* Directions:
Return each line of the listing below, unchanged, and omit the images.

***** Data for the task *****

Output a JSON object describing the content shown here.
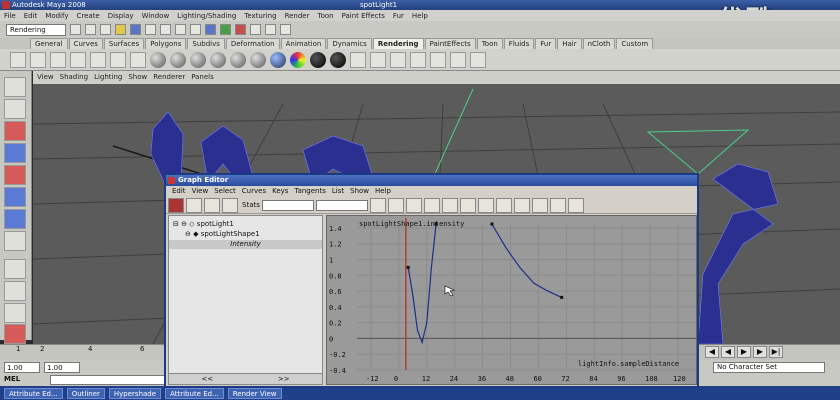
{
  "window": {
    "title": "Autodesk Maya 2008 ",
    "scene_name": "spotLight1"
  },
  "watermark": "优酷",
  "main_menu": [
    "File",
    "Edit",
    "Modify",
    "Create",
    "Display",
    "Window",
    "Lighting/Shading",
    "Texturing",
    "Render",
    "Toon",
    "Paint Effects",
    "Fur",
    "Help"
  ],
  "status_line": {
    "mode": "Rendering"
  },
  "shelf_tabs": [
    "General",
    "Curves",
    "Surfaces",
    "Polygons",
    "Subdivs",
    "Deformation",
    "Animation",
    "Dynamics",
    "Rendering",
    "PaintEffects",
    "Toon",
    "Fluids",
    "Fur",
    "Hair",
    "nCloth",
    "Custom"
  ],
  "active_shelf_tab": "Rendering",
  "viewport_menu": [
    "View",
    "Shading",
    "Lighting",
    "Show",
    "Renderer",
    "Panels"
  ],
  "time_slider": {
    "frames": [
      "1",
      "2",
      "4",
      "6"
    ]
  },
  "range": {
    "start": "1.00",
    "current": "1.00"
  },
  "command_line": {
    "label": "MEL"
  },
  "character_set": "No Character Set",
  "taskbar": [
    "Attribute Ed...",
    "Outliner",
    "Hypershade",
    "Attribute Ed...",
    "Render View"
  ],
  "graph_editor": {
    "title": "Graph Editor",
    "menu": [
      "Edit",
      "View",
      "Select",
      "Curves",
      "Keys",
      "Tangents",
      "List",
      "Show",
      "Help"
    ],
    "stats_label": "Stats",
    "outliner_items": [
      {
        "label": "spotLight1"
      },
      {
        "label": "spotLightShape1"
      },
      {
        "label": "Intensity"
      }
    ],
    "outliner_buttons": [
      "<<",
      ">>"
    ],
    "curve_label": "spotLightShape1.intensity",
    "input_label": "lightInfo.sampleDistance",
    "y_ticks": [
      "1.4",
      "1.2",
      "1",
      "0.8",
      "0.6",
      "0.4",
      "0.2",
      "0",
      "-0.2",
      "-0.4"
    ],
    "x_ticks": [
      "-12",
      "0",
      "12",
      "24",
      "36",
      "48",
      "60",
      "72",
      "84",
      "96",
      "108",
      "120"
    ]
  },
  "chart_data": {
    "type": "line",
    "title": "spotLightShape1.intensity",
    "xlabel": "lightInfo.sampleDistance",
    "ylabel": "",
    "xlim": [
      -18,
      126
    ],
    "ylim": [
      -0.4,
      1.45
    ],
    "series": [
      {
        "name": "spotLightShape1.intensity",
        "color": "#1f2f8a",
        "x": [
          4,
          6,
          8,
          10,
          12,
          14,
          16
        ],
        "y": [
          0.9,
          0.55,
          0.1,
          -0.05,
          0.2,
          0.9,
          1.45
        ]
      },
      {
        "name": "spotLightShape1.intensity",
        "color": "#1f2f8a",
        "x": [
          40,
          46,
          52,
          58,
          64,
          70
        ],
        "y": [
          1.45,
          1.15,
          0.9,
          0.7,
          0.6,
          0.52
        ]
      }
    ],
    "time_marker_x": 3,
    "grid": true
  }
}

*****

* Result:
Output a JSON object describing the content shown here.
{
  "window": {
    "title": "Autodesk Maya 2008 ",
    "scene_name": "spotLight1"
  },
  "watermark": "优酷",
  "main_menu": [
    "File",
    "Edit",
    "Modify",
    "Create",
    "Display",
    "Window",
    "Lighting/Shading",
    "Texturing",
    "Render",
    "Toon",
    "Paint Effects",
    "Fur",
    "Help"
  ],
  "status_line": {
    "mode": "Rendering"
  },
  "shelf_tabs": [
    "General",
    "Curves",
    "Surfaces",
    "Polygons",
    "Subdivs",
    "Deformation",
    "Animation",
    "Dynamics",
    "Rendering",
    "PaintEffects",
    "Toon",
    "Fluids",
    "Fur",
    "Hair",
    "nCloth",
    "Custom"
  ],
  "active_shelf_tab": "Rendering",
  "viewport_menu": [
    "View",
    "Shading",
    "Lighting",
    "Show",
    "Renderer",
    "Panels"
  ],
  "time_slider": {
    "frames": [
      "1",
      "2",
      "4",
      "6"
    ]
  },
  "range": {
    "start": "1.00",
    "current": "1.00"
  },
  "command_line": {
    "label": "MEL"
  },
  "character_set": "No Character Set",
  "taskbar": [
    "Attribute Ed...",
    "Outliner",
    "Hypershade",
    "Attribute Ed...",
    "Render View"
  ],
  "graph_editor": {
    "title": "Graph Editor",
    "menu": [
      "Edit",
      "View",
      "Select",
      "Curves",
      "Keys",
      "Tangents",
      "List",
      "Show",
      "Help"
    ],
    "stats_label": "Stats",
    "outliner_items": [
      {
        "label": "spotLight1"
      },
      {
        "label": "spotLightShape1"
      },
      {
        "label": "Intensity"
      }
    ],
    "outliner_buttons": [
      "<<",
      ">>"
    ],
    "curve_label": "spotLightShape1.intensity",
    "input_label": "lightInfo.sampleDistance",
    "y_ticks": [
      "1.4",
      "1.2",
      "1",
      "0.8",
      "0.6",
      "0.4",
      "0.2",
      "0",
      "-0.2",
      "-0.4"
    ],
    "x_ticks": [
      "-12",
      "0",
      "12",
      "24",
      "36",
      "48",
      "60",
      "72",
      "84",
      "96",
      "108",
      "120"
    ]
  },
  "chart_data": {
    "type": "line",
    "title": "spotLightShape1.intensity",
    "xlabel": "lightInfo.sampleDistance",
    "ylabel": "",
    "xlim": [
      -18,
      126
    ],
    "ylim": [
      -0.4,
      1.45
    ],
    "series": [
      {
        "name": "spotLightShape1.intensity",
        "color": "#1f2f8a",
        "x": [
          4,
          6,
          8,
          10,
          12,
          14,
          16
        ],
        "y": [
          0.9,
          0.55,
          0.1,
          -0.05,
          0.2,
          0.9,
          1.45
        ]
      },
      {
        "name": "spotLightShape1.intensity",
        "color": "#1f2f8a",
        "x": [
          40,
          46,
          52,
          58,
          64,
          70
        ],
        "y": [
          1.45,
          1.15,
          0.9,
          0.7,
          0.6,
          0.52
        ]
      }
    ],
    "time_marker_x": 3,
    "grid": true
  }
}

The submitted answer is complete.